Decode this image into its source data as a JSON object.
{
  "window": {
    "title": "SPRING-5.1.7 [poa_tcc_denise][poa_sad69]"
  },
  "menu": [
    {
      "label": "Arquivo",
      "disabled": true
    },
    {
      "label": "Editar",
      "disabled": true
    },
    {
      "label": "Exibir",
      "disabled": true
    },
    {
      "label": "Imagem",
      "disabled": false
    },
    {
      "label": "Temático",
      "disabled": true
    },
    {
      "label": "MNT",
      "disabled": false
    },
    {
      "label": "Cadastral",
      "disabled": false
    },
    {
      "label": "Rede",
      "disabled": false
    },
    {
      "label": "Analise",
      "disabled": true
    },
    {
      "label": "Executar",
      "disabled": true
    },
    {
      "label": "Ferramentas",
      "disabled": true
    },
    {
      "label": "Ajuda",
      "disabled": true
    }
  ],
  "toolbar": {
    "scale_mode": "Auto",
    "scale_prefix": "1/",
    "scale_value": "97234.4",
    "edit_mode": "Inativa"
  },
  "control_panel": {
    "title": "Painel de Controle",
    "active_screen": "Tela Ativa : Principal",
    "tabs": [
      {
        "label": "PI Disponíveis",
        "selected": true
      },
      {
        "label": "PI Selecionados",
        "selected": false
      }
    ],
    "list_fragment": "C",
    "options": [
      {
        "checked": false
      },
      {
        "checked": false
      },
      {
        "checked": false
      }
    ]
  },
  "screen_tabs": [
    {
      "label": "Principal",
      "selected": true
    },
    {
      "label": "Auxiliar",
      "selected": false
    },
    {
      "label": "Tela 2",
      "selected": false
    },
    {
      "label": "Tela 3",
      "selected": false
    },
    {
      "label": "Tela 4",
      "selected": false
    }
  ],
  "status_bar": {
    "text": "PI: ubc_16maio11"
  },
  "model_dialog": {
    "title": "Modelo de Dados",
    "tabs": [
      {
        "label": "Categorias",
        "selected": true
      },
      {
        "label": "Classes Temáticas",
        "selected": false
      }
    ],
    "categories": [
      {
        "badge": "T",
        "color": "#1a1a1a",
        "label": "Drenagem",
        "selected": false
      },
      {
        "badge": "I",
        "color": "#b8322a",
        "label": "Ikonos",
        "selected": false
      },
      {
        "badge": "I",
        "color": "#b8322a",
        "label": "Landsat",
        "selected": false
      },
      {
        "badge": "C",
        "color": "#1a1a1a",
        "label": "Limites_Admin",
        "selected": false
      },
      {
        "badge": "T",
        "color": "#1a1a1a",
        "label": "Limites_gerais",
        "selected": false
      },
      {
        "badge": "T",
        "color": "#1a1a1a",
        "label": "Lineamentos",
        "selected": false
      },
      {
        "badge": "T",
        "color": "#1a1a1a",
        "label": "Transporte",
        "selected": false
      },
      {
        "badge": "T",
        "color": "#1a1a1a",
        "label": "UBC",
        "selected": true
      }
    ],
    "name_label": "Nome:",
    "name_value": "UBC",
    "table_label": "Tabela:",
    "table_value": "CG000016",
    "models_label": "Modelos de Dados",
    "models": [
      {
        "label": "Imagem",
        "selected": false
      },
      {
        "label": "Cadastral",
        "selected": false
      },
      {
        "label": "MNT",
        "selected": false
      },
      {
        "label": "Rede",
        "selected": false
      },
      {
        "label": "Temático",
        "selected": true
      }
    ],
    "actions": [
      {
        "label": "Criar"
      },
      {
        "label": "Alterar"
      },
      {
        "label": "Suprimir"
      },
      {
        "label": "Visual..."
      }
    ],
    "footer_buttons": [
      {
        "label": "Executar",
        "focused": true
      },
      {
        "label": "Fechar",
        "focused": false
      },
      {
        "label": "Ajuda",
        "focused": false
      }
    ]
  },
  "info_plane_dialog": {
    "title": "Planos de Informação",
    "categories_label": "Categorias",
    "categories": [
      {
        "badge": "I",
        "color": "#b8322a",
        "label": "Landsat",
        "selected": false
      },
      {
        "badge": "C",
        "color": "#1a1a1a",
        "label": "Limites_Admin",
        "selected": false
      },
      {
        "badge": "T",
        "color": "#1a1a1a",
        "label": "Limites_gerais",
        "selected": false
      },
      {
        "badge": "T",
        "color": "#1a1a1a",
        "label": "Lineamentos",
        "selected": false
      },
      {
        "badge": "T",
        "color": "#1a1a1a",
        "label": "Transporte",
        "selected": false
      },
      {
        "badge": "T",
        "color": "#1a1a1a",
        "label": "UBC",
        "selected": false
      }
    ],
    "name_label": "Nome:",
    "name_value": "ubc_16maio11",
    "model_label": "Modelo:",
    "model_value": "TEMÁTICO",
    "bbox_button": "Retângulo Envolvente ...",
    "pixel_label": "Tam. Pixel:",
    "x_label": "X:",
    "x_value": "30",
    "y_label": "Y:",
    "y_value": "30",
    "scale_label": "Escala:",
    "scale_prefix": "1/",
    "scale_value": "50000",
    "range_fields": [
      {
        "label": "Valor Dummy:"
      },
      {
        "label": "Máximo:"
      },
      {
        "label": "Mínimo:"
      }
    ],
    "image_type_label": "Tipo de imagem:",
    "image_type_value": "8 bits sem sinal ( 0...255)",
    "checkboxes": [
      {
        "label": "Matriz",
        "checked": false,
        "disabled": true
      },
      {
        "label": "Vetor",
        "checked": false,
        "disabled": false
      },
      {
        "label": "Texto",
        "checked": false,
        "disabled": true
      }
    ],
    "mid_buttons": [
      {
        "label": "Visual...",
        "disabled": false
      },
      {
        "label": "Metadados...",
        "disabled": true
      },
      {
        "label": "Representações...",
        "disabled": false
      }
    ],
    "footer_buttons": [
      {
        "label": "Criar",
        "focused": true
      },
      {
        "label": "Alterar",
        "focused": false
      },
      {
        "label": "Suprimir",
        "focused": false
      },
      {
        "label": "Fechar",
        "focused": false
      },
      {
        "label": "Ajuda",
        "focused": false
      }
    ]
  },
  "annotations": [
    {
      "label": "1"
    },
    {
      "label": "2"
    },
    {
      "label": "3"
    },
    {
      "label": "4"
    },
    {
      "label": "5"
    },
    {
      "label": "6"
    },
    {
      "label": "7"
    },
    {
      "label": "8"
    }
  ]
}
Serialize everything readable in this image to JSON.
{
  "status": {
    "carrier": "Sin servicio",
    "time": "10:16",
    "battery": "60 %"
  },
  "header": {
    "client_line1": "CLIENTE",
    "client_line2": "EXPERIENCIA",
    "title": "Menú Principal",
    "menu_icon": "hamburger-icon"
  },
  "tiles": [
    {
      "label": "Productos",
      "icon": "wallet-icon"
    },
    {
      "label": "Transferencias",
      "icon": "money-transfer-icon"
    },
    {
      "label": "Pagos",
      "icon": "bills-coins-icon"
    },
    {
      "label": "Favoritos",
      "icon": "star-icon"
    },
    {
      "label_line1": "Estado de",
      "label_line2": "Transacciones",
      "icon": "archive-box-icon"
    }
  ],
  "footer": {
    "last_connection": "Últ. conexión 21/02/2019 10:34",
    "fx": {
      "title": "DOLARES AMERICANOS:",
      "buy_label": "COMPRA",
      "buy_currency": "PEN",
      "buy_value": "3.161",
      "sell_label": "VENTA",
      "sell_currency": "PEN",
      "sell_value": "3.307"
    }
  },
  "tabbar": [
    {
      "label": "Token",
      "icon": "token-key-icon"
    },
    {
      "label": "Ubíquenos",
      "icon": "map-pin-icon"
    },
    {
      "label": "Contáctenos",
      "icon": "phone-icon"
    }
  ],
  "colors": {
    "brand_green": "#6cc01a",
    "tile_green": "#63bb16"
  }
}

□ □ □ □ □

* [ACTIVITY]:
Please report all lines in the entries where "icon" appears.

* [REPLY TO THE TASK]:
    "menu_icon": "hamburger-icon"
      "icon": "wallet-icon"
      "icon": "money-transfer-icon"
      "icon": "bills-coins-icon"
      "icon": "star-icon"
      "icon": "archive-box-icon"
      "icon": "token-key-icon"
      "icon": "map-pin-icon"
      "icon": "phone-icon"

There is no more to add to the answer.